“I study organisms that live on the sea floor, things like barnacles or crabs or sea grasses or algae,” Cox said. “We look at how they interact with each other and the environment, and how their interactions can cascade to affect things that humans get out of the ecosystems.”
Cox recently collaborated with the Dauphin Island Sea Lab to explore and collect samples from artificial reefs off the coast of Alabama.
That research focuses on how human-made structures shape the ecology of the northern Gulf of Mexico, and the effects of global environmental change on seagrass bed and artificial reef ecosystems.

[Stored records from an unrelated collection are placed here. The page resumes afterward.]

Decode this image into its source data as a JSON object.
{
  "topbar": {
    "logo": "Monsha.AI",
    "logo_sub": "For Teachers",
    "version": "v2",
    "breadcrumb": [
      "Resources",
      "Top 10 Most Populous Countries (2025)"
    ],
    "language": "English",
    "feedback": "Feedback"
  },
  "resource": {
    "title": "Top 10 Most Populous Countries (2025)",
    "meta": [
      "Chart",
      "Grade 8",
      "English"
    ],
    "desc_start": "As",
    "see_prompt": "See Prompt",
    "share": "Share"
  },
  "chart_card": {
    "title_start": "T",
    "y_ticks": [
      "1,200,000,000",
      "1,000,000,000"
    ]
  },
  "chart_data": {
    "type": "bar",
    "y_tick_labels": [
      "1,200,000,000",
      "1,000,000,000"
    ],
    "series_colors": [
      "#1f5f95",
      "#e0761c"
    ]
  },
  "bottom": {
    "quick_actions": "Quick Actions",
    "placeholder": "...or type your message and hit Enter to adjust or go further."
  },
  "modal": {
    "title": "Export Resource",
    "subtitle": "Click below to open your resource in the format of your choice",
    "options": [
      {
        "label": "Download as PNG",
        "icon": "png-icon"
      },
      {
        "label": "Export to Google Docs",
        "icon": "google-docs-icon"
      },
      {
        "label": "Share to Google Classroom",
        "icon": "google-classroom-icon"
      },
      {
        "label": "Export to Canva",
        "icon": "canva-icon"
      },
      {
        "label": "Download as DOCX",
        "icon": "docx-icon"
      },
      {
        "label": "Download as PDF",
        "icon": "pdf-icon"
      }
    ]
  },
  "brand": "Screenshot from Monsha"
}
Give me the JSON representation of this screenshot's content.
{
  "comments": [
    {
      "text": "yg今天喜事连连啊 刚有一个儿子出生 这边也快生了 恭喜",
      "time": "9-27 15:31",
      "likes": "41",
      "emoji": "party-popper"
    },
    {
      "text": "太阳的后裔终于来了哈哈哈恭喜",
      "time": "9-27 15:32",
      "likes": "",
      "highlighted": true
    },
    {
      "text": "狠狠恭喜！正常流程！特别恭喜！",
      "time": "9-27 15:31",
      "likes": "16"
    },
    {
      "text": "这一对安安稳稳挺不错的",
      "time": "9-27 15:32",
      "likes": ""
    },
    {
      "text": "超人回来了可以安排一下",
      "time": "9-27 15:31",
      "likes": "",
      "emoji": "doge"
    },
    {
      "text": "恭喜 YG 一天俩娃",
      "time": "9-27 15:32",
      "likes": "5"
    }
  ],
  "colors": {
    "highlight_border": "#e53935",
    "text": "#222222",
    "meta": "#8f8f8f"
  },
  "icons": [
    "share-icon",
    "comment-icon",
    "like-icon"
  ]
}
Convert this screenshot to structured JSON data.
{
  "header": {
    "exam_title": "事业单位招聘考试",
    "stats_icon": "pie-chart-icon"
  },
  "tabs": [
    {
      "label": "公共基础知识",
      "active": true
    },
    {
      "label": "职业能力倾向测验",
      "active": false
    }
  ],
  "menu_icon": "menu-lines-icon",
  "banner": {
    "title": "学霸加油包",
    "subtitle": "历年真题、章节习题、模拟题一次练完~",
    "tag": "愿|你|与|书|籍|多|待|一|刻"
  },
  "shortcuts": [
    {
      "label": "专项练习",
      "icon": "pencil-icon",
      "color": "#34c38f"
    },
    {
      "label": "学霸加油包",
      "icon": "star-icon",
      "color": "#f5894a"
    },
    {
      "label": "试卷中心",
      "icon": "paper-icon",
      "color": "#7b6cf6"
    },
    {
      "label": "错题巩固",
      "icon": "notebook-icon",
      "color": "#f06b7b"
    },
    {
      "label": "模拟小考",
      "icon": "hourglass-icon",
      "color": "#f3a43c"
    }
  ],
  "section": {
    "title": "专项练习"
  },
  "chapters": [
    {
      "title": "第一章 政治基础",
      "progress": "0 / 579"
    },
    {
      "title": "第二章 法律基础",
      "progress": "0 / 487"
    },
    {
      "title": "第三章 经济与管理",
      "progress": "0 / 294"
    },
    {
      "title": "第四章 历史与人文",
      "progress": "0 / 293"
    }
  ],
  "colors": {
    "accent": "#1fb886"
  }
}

Seagrass beds are an important natural resource in the northern Gulf of Mexico, according to Cox. They indirectly support commercial fishing landings, protect shorelines from storm surge and land loss, and capture carbon to buffer climate change, she said.
“Things like seagrass beds help to stabilize sediment and slow wave action, and that prevents land erosion and we have a lot of land loss,” Cox said. “Then things on the reef are food for a lot of fishes that we like to harvest. So, our research is really focusing on managing those ecosystems and protecting those ecosystems and how we can do that.”
Artificial reefs are human-made structures often placed in the ocean to increase fishing opportunities and promote sea life. In the northern Gulf of Mexico, the seafloor is mostly composed of soft sediments. Therefore, artificial surfaces create habitat for invertebrates, such as barnacles, crabs, anemones and algae, that otherwise may not be there, Cox said.
“Our research questions focus on describing primary production on and surrounding reefs and the link to fish production,” Cox said. “Invertebrates are important for trophic transfer of this energy to fishes. Thus, we are also keenly interested in their physiology-ecology under ocean warming and acidification.
“Because reefs could be stepping-stones for species range expansions into warming waters, we also seek to describe the role of reefs in the maintenance and spread of nuisance and vulnerable species.”